Tangential

9.9

Radial

6.5

Volumetric

16.7

B. populifolia (gray birch)

Tangential

Radial

5.2

Volumetric

14.7

aBirch shrinks considerably during drying. References: 0% MC (98),
6% and 20% MC (90).

Kiln Drying Schedulesa

 

Stock

Condition

4/4, 5/4, 6/4

8/4

10/4

12/4

16/4

B. lenta, B. nigra, B. populifolia, B. papyrifera

Standard

T10-C4

T8-D3

1-in. squares

T10-C6

Whiter 1-in.squares

T5-C6

2-in. squares

T8-C4

Whiter 2-in. squares

T5-C4

B. alleghaniensis

Standard

T10-C4

T8-D3

1-in. squares

T10-C6

Whiter 1-in.squares

T5-C6

2-in. squares

T8-C4

Whiter 2-in. squares

T5-C4

aReferences (6, 86).

Working Properties: Working properties may vary with species. In general, birches split during nailing; if successfully nailed, they have good nail-holding properties.

Durability: Rated as slightly or nonresistant to heartwood decay.

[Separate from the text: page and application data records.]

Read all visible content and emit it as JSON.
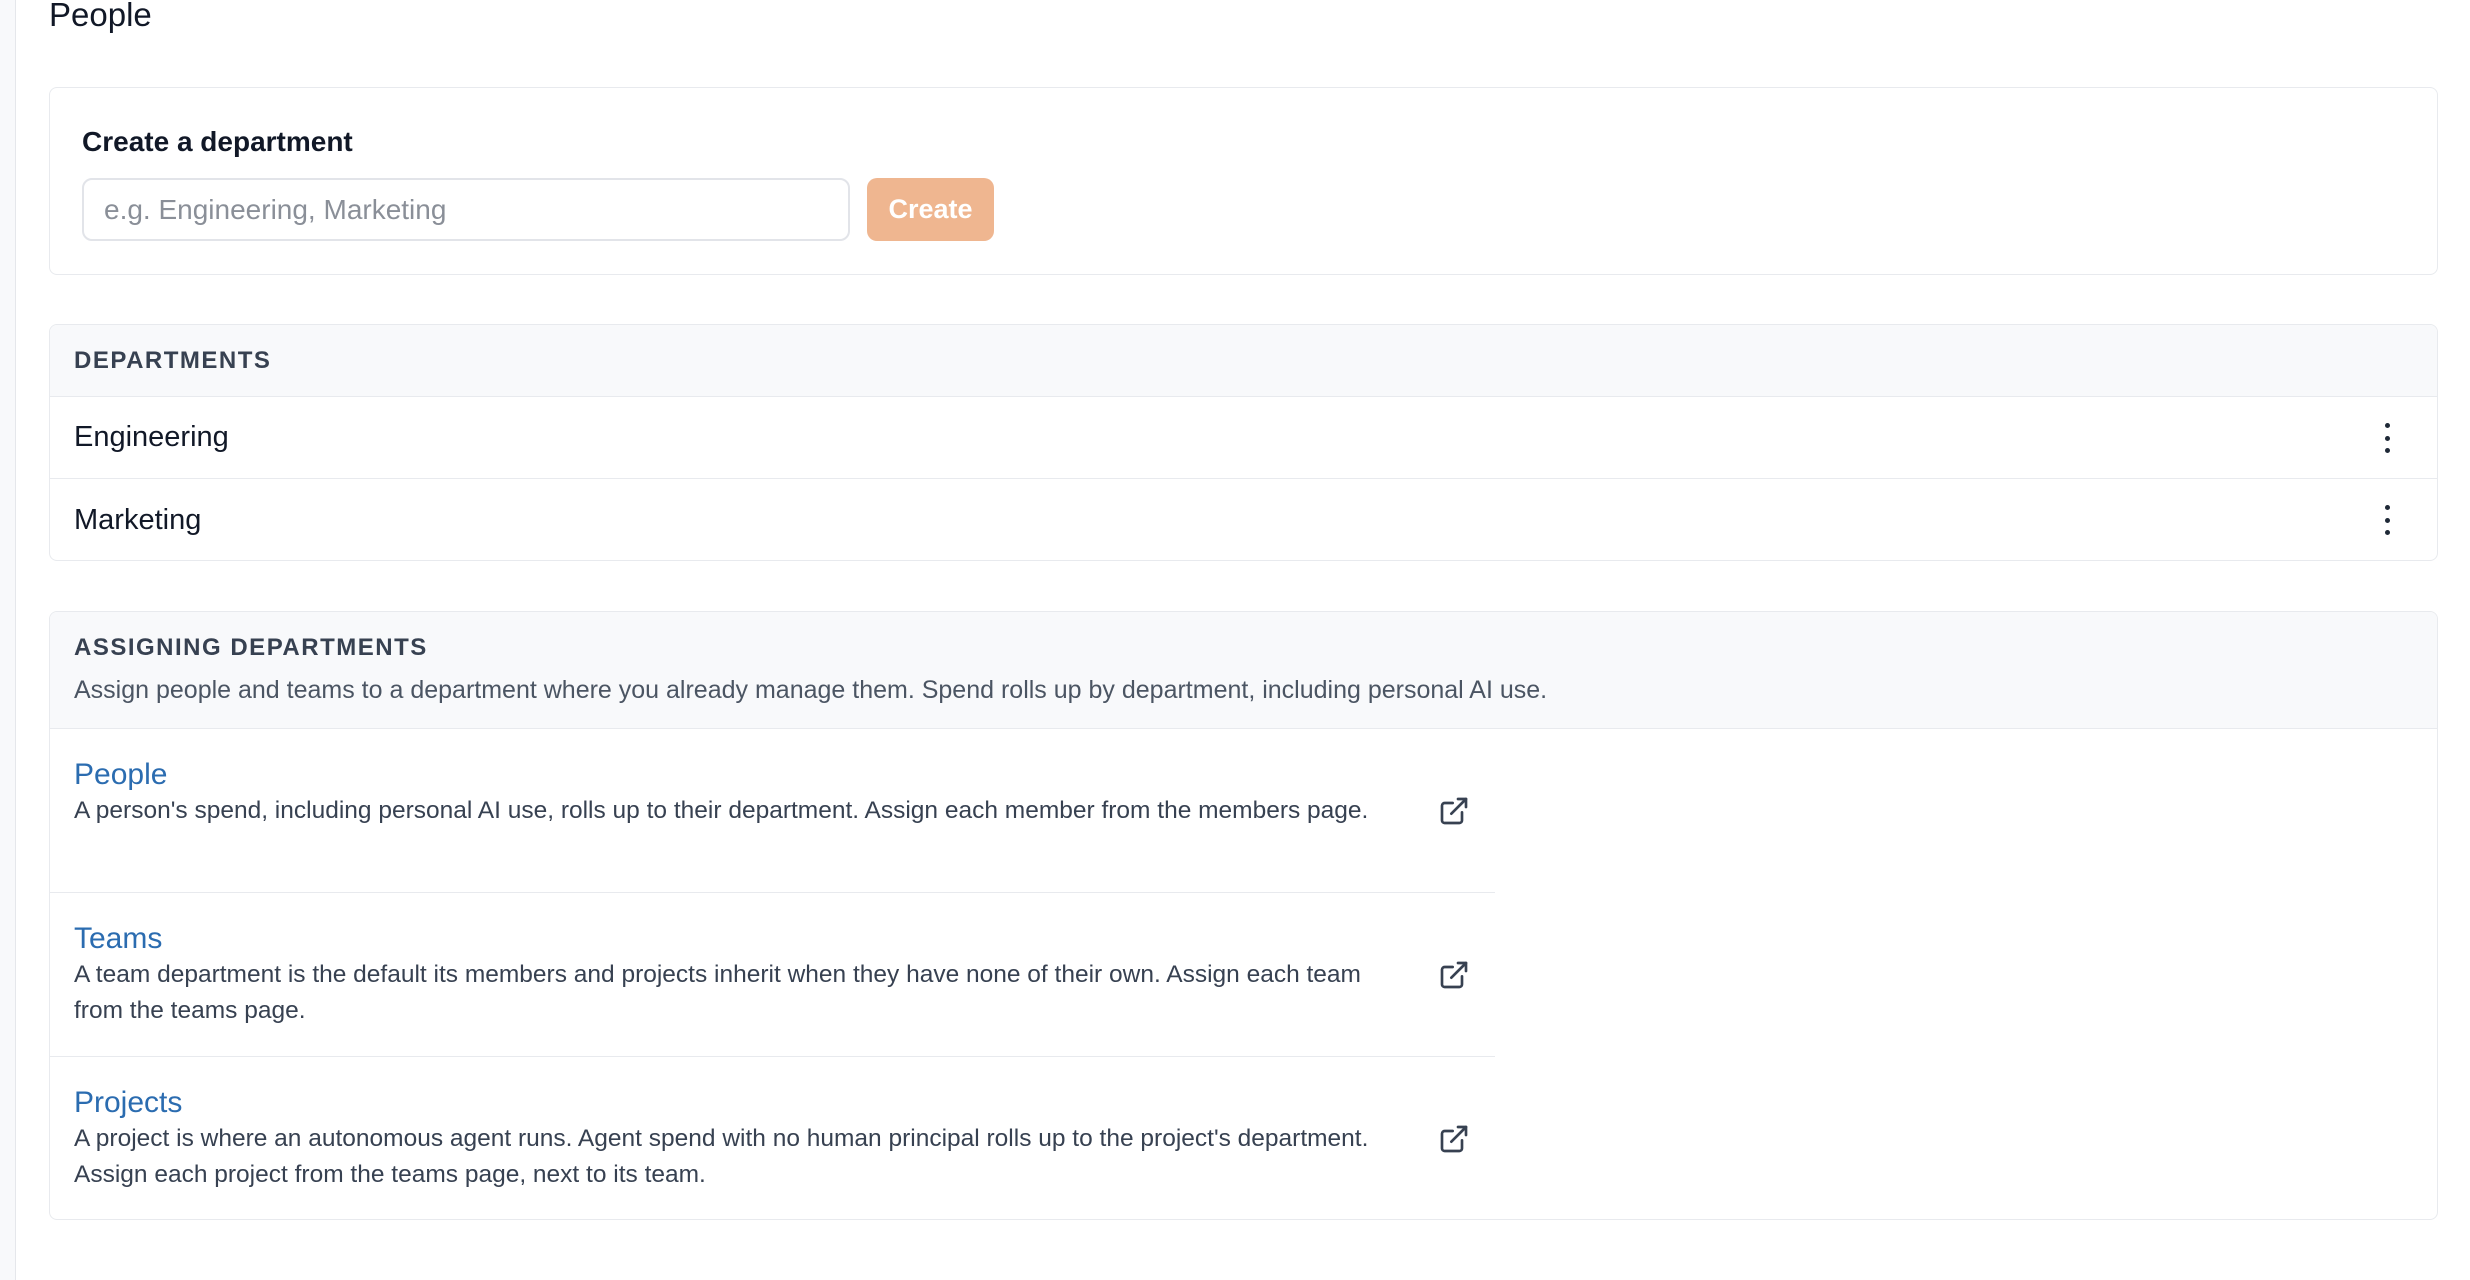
{
  "page": {
    "title": "People"
  },
  "create_department": {
    "title": "Create a department",
    "input_value": "",
    "input_placeholder": "e.g. Engineering, Marketing",
    "button_label": "Create"
  },
  "departments": {
    "heading": "DEPARTMENTS",
    "items": [
      {
        "name": "Engineering",
        "menu_icon": "more-vertical-icon"
      },
      {
        "name": "Marketing",
        "menu_icon": "more-vertical-icon"
      }
    ]
  },
  "assigning": {
    "heading": "ASSIGNING DEPARTMENTS",
    "description": "Assign people and teams to a department where you already manage them. Spend rolls up by department, including personal AI use.",
    "items": [
      {
        "label": "People",
        "text": "A person's spend, including personal AI use, rolls up to their department. Assign each member from the members page.",
        "icon": "external-link-icon"
      },
      {
        "label": "Teams",
        "text": "A team department is the default its members and projects inherit when they have none of their own. Assign each team from the teams page.",
        "icon": "external-link-icon"
      },
      {
        "label": "Projects",
        "text": "A project is where an autonomous agent runs. Agent spend with no human principal rolls up to the project's department. Assign each project from the teams page, next to its team.",
        "icon": "external-link-icon"
      }
    ]
  },
  "colors": {
    "accent_button": "#efb690",
    "link": "#2b6cb0",
    "section_header_bg": "#f8f9fb",
    "border": "#e8eaee"
  }
}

Preservation: No information available at this time.

Uses: Yellow and sweet birch lumber and veneer are used principally in the manufacture of furniture, boxes, baskets, crates, wooden ware, cooperage, interior finish, and doors. Birch veneer goes into plywood used for flush doors, furniture, paneling, radio and television cabinets, aircraft, and other specialty uses. Paper birch is used for turned products, including spools, bobbins, small handles, and toys. Also used for pulp wood, fuel wood, turnery, distillation products, toothpicks, ice cream sticks and tongue depressors.

Toxicity: Birches can cause dermatitis (40, 64, 105).

Additional Reading and References Cited (in parentheses)

6. Boone, R.S.; Kozlik, C.J.; Bois, P.J.; Wengert, E.M. 1988. Dry kiln schedules for commercial woods-temperate and tropical. Gen. Tech. Rep. FPL-GTR-57. Madison, WI: U.S. Department of Agriculture, Forest Service, Forest Products Laboratory.

8. Brisbin, R.L.; Sonderman, D.L. 1973. Birch, an American wood. FS-221.Washington, DC: U.S. Department of Agriculture, Forest Service.

9. Brown, H.P.; Panshin, A.J. 1940. Commercial timbers of the United States, their structure, identification, properties and uses. New York: McGraw-Hill Book Co.

29. Elias, T.S. 1980. The complete trees of North America, field guide and natural history. New York: van Nostrand Reinhold Company.

40. Hausen, B.M. 1981. Woods injurious to human health. A manual. New York: Walter de Gruyter.

55. Little, Jr., E.L. 1979. Checklist of United States trees (native and naturalized). Agric. Handb. 541. Washington, DC: U.S. Department of Agriculture, Forest Service. U.S. Government Printing Office.

59. Markwardt, L.J.; Wilson, T.R.C. 1935. Strength and related properties of woods grown in the United States. Tech. Bull. 479. Washington, DC: U.S. Department of Agriculture, Forest Service. U.S. Government Printing Office.

64. Mitchell, J.; Rook, A. 1979. Botanical dermatology: plants and plant products injurious to the skin. Vancouver, BC: Greenglass Ltd.

68. Panshin, A.J.; de Zeeuw, C. 1980. Textbook of wood technology, 4th ed. New York: McGraw-Hill Book Co.

74. Record, S.J.; Hess R.W. 1943. Timbers of the new world. New Haven, CT: Yale University Press.

86. Simpson, W.T. 1991. Dry kiln operator's manual. Ag. Handb. 188. Madison, WI: U.S. Department of Agriculture, Forest Service, Forest Products Laboratory.

90. Summitt, R.; Sliker, A. 1980. CRC handbook of materials science. Boca Raton, FL: CRC Press, Inc. Vol. 4.

98. U.S. Department of Agriculture. 1987. Wood handbook: wood as an engineering material. Agric. Handb. 72. (Rev.) Washington, DC: U.S. Department of Agriculture. 466 p.

105. Woods, B.; Calnan, C.D. 1976. Toxic woods. British Journal of Dermatology. 95(13): 1-97.